Successful attempts to mend broken bones date back to prehistoric times and were common practice among those attending to the injuries of Roman and Egyptian soldiers. For the greater part of history, the task was undertaken by bonesetters with no medical training, often as a lucrative family business. In parallel, orthopaedics remained an informal pursuit and was dedicated mainly to correcting skeletal deformities in children. Two events revolutionised the profession – the introduction of compulsory medical training for its practitioners and the invention of arthroscopy.
Formal anatomy and surgical training led to a profession with much broader interests and capabilities. The discovery of X-rays in 1895 provided a welcome diagnostic aid for practitioners in all branches of medicine, including the comparatively new discipline of orthopaedics. However, the ingenuity of a Japanese professor in 1918 proved to be a game changer in the diagnosis and treatment of joint disorders. Professor Kenji Takagi modified an instrument employed to inspect the bladder and used it to examine the internal structure of a knee joint to become the first person to perform an arthroscopy.
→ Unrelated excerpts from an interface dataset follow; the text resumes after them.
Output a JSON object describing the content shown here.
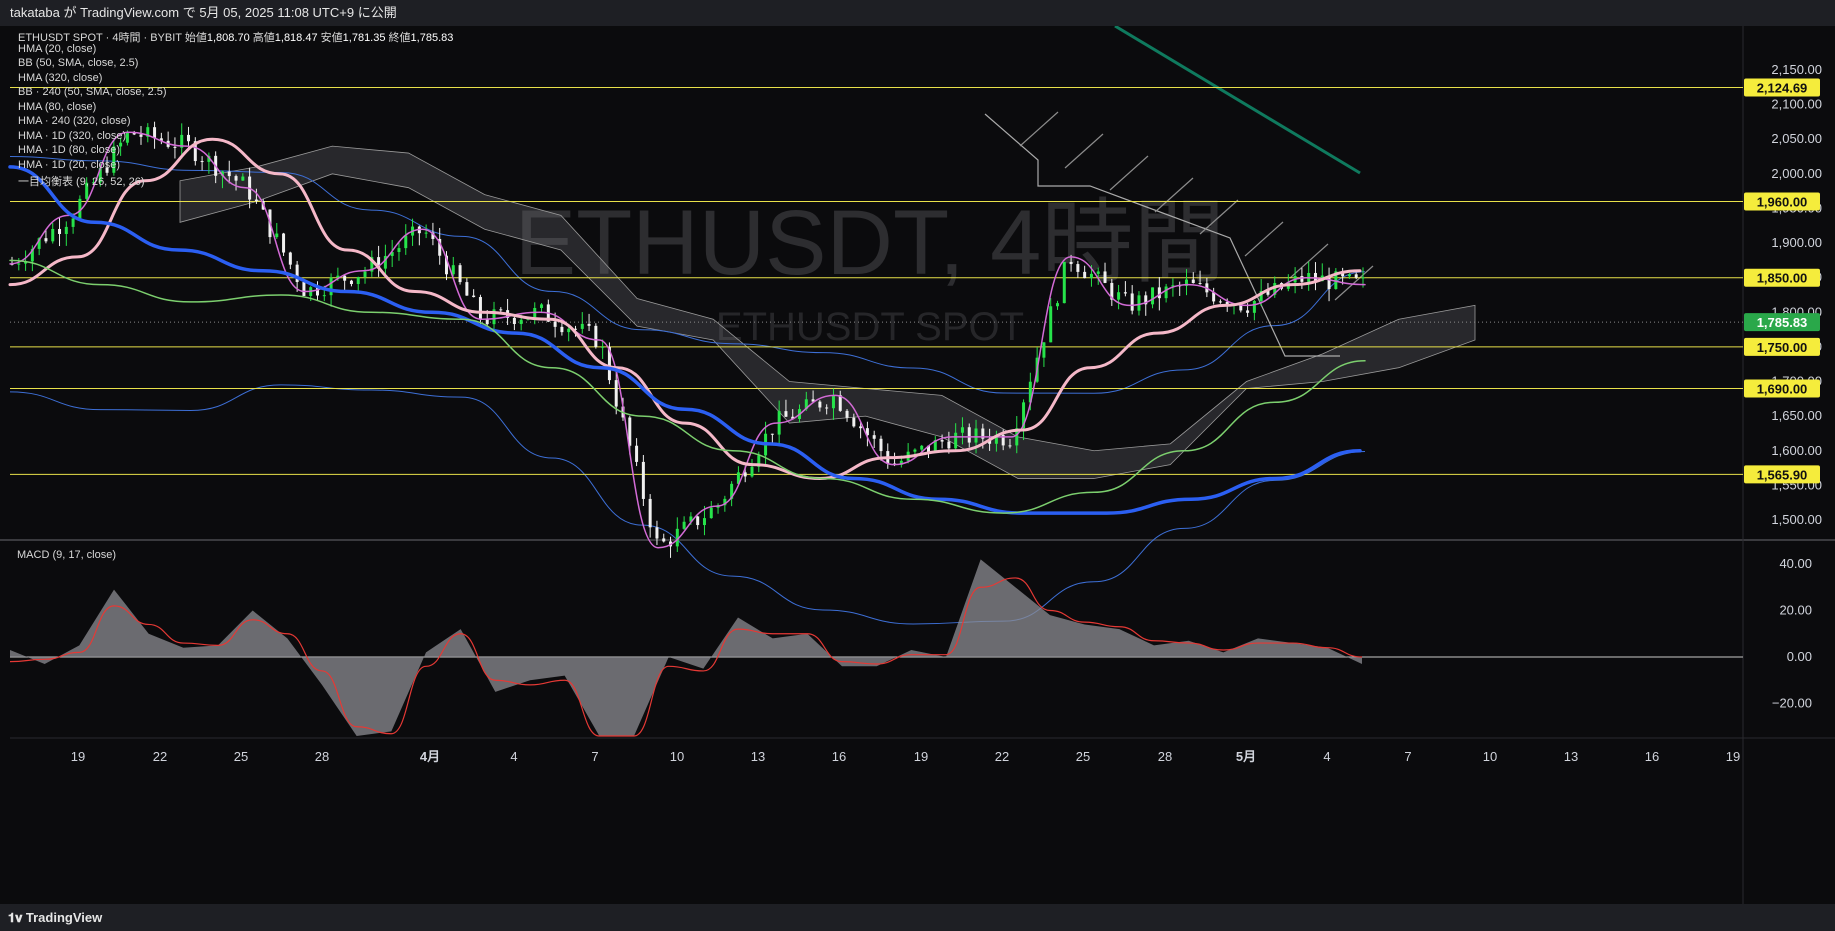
{
  "header": {
    "publish_text": "takataba が TradingView.com で 5月 05, 2025 11:08 UTC+9 に公開"
  },
  "footer": {
    "brand": "TradingView"
  },
  "symbol_line": {
    "symbol": "ETHUSDT SPOT · 4時間 · BYBIT",
    "open_label": "始値",
    "open": "1,808.70",
    "high_label": "高値",
    "high": "1,818.47",
    "low_label": "安値",
    "low": "1,781.35",
    "close_label": "終値",
    "close": "1,785.83"
  },
  "indicators": [
    "HMA (20, close)",
    "BB (50, SMA, close, 2.5)",
    "HMA (320, close)",
    "BB · 240 (50, SMA, close, 2.5)",
    "HMA (80, close)",
    "HMA · 240 (320, close)",
    "HMA · 1D (320, close)",
    "HMA · 1D (80, close)",
    "HMA · 1D (20, close)",
    "一目均衡表 (9, 26, 52, 26)"
  ],
  "watermark": {
    "title": "ETHUSDT, 4時間",
    "subtitle": "ETHUSDT SPOT"
  },
  "colors": {
    "up": "#26e34a",
    "down": "#f0f0f0",
    "price_line": "#e8e14a",
    "price_tag": "#f5ec3c",
    "current": "#2aa84a",
    "macd_line": "#e53935"
  },
  "chart_data": [
    {
      "type": "line",
      "title": "ETHUSDT SPOT · 4時間 · BYBIT",
      "x_tick_labels": [
        "19",
        "22",
        "25",
        "28",
        "4月",
        "4",
        "7",
        "10",
        "13",
        "16",
        "19",
        "22",
        "25",
        "28",
        "5月",
        "4",
        "7",
        "10",
        "13",
        "16",
        "19"
      ],
      "y_tick_labels": [
        "2,150.00",
        "2,100.00",
        "2,050.00",
        "2,000.00",
        "1,950.00",
        "1,900.00",
        "1,850.00",
        "1,800.00",
        "1,750.00",
        "1,700.00",
        "1,650.00",
        "1,600.00",
        "1,550.00",
        "1,500.00"
      ],
      "ylim": [
        1470,
        2170
      ],
      "horizontal_levels": [
        "2,124.69",
        "1,960.00",
        "1,850.00",
        "1,750.00",
        "1,690.00",
        "1,565.90"
      ],
      "current_price": "1,785.83",
      "series": [
        {
          "name": "HMA (20, close)",
          "color": "#d36bd6",
          "values": [
            1870,
            1940,
            2060,
            2040,
            1980,
            1830,
            1860,
            1920,
            1790,
            1800,
            1760,
            1460,
            1520,
            1640,
            1680,
            1580,
            1620,
            1620,
            1880,
            1810,
            1840,
            1810,
            1850,
            1840
          ]
        },
        {
          "name": "HMA (80, close)",
          "color": "#f5b8c8",
          "values": [
            1840,
            1880,
            1990,
            2050,
            2000,
            1890,
            1830,
            1800,
            1790,
            1720,
            1640,
            1580,
            1560,
            1590,
            1600,
            1630,
            1720,
            1770,
            1810,
            1840,
            1860
          ]
        },
        {
          "name": "HMA (320, close)",
          "color": "#2b5ff2",
          "values": [
            2010,
            1930,
            1890,
            1860,
            1830,
            1800,
            1770,
            1720,
            1660,
            1610,
            1560,
            1530,
            1510,
            1510,
            1530,
            1560,
            1600
          ]
        },
        {
          "name": "BB (50, SMA, close, 2.5) basis",
          "color": "#7ccf6e",
          "values": [
            1875,
            1840,
            1815,
            1825,
            1800,
            1790,
            1720,
            1650,
            1600,
            1560,
            1530,
            1510,
            1540,
            1600,
            1670,
            1730
          ]
        }
      ]
    },
    {
      "type": "area",
      "title": "MACD (9, 17, close)",
      "y_tick_labels": [
        "40.00",
        "20.00",
        "0.00",
        "−20.00"
      ],
      "ylim": [
        -34,
        46
      ],
      "series": [
        {
          "name": "MACD",
          "color": "#8a8a8e",
          "values": [
            3,
            -3,
            5,
            29,
            10,
            4,
            5,
            20,
            8,
            -12,
            -35,
            -32,
            2,
            12,
            -15,
            -10,
            -8,
            -42,
            -36,
            0,
            -5,
            17,
            8,
            10,
            -4,
            -4,
            3,
            0,
            42,
            30,
            18,
            14,
            12,
            5,
            7,
            2,
            8,
            6,
            4,
            -3
          ]
        },
        {
          "name": "Signal",
          "color": "#e53935",
          "values": [
            -2,
            -1,
            2,
            22,
            14,
            6,
            5,
            16,
            10,
            -6,
            -30,
            -33,
            -4,
            10,
            -10,
            -12,
            -10,
            -45,
            -34,
            -4,
            -6,
            12,
            10,
            10,
            -2,
            -3,
            1,
            1,
            30,
            34,
            20,
            15,
            13,
            7,
            6,
            3,
            6,
            6,
            4,
            0
          ]
        }
      ]
    }
  ]
}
In place of negative black-and-white X-ray images, Takagi’s modified cystoscope offered a full-colour view of the entire structure, including the soft tissue components, without exposing the whole joint.
Subsequently, a series of improvements to the early design led to the development of a dedicated instrument for orthopaedic use. The modern version consists of a flexible tube containing lenses and a fibre optic cable. When inserted into the joint, the optics focus the light from an LED onto the examination area and relay images back to be captured by a miniature video camera and displayed on a monitor. Initially, arthroscopy was used merely as a diagnostic tool, providing the soft tissue detail less visible in an X-ray image.
However, in 1955, another Japanese physician extended an arthroscopic examination to remove a giant cell tumour. Later, in 1962, Dr Masaki Watanabi also became the first to perform a meniscectomy in this fashion, using miniature instruments he developed for the task. These procedures marked a new era in orthopaedics that would see many open surgical procedures replaced by the minimally invasive techniques made possible by the pioneers of arthroscopy.
Surgeons have had to master the more exacting skill of working in confined spaces viewed on-screen. However, those new-found skills benefit their patients, lowering the risk of infection and excessive bleeding and reducing recovery times. The orthopaedic department of the Life Wilgers Hospital in Pretoria has gained national and international acclaim for the many minimally invasive procedures now routinely performed there by our experienced surgical team specialised in the applications of arthroscopy.